Reuters Health Information (2006-05-09): Heart disease risk is increased with nonalcoholic fatty liver disease
Heart disease risk is increased with nonalcoholic fatty liver disease
Last Updated: 2006-05-09 15:00:48 -0400 (Reuters Health)
NEW YORK (Reuters Health) - Patients with elevated serum alanine aminotransferase (ALT) levels not related to viral hepatitis or alcohol abuse have an increased risk of coronary heart disease (CHD), according to findings published in the May issue of Hepatology.
"In the United States, elevated serum ALT activity in the absence of viral hepatitis or excessive alcohol consumption is most commonly attributed to nonalcoholic fatty liver disease (NAFLD)," Dr. George N. Ioannou, of the University of Washington, Seattle, and colleagues note. "NAFLD is related to predictors of CHD such as insulin resistance and central obesity."

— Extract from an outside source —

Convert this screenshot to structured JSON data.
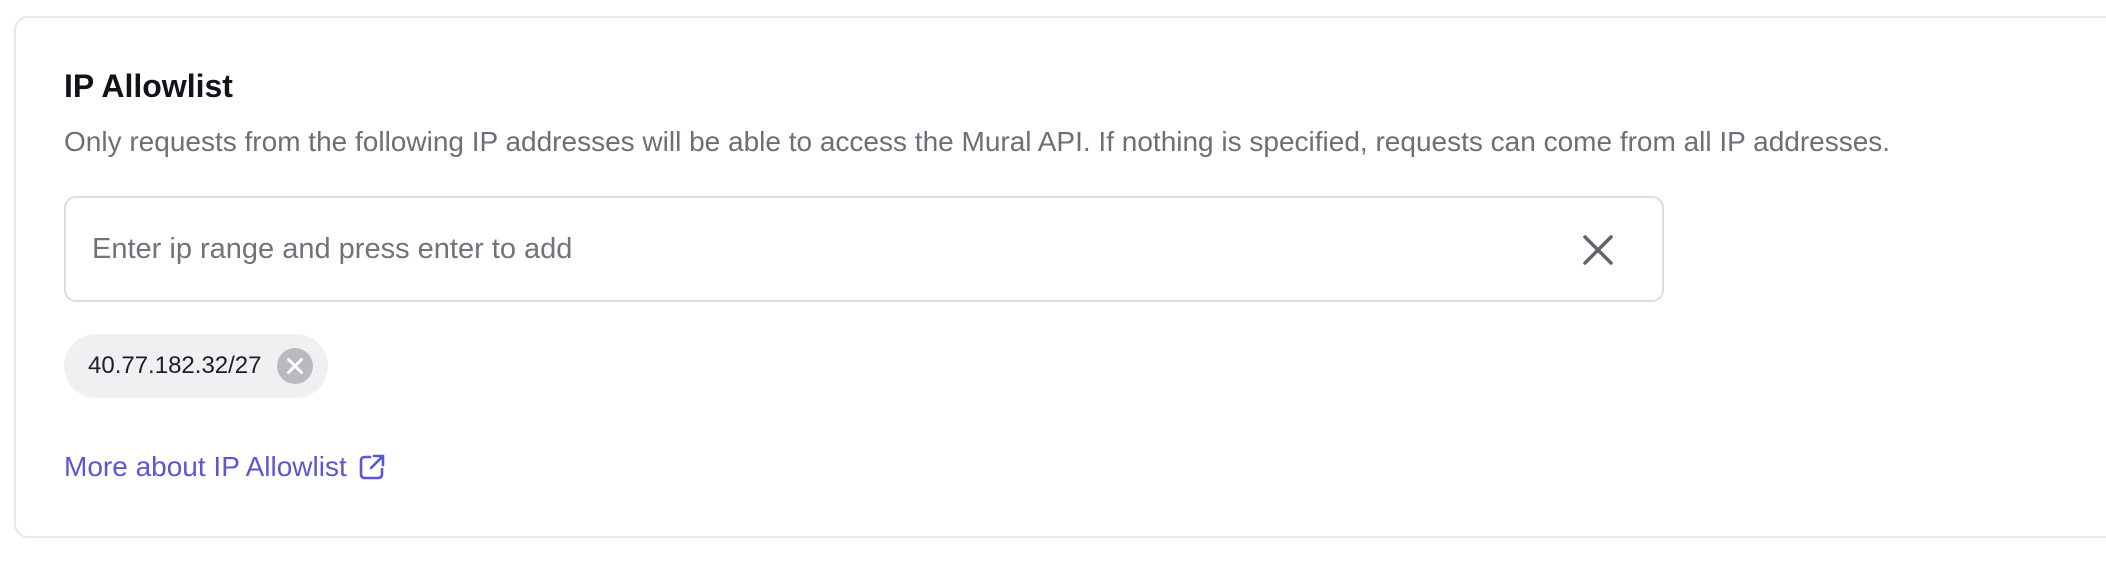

The researchers compared subjects in the Third National Health and Nutrition Examination Survey with normal and elevated ALT activity (greater than 43 IU/L), examining the mean levels of the Framingham risk score (FRS) for coronary heart disease.
Of the 7526 subjects without viral hepatitis or excessive alcohol consumption, 267 had elevated ALT activity and 7259 had normal ALT activity. Patients with elevated ALT activity had a higher FRS than those with normal ALT activity.
Among men, the adjusted mean difference in the FRS of those with elevated ALT levels compared with men with normal levels was 0.25 (adjusted hazard ratio for CHD, 1.28). Among women, the adjusted mean difference in the FRS was 0.76 (adjusted hazard ratio, 2.14).
"Our results suggest that NAFLD is associated with an increased risk of coronary heart disease," Dr. Ioannou and colleagues say in a press release.
"Most of this excess calculated risk of coronary heart disease in persons with elevated ALT appears to be related to the increased prevalence of insulin resistance, obesity, and central fat distribution which are thought to be the predisposing conditions of NAFLD," they explain.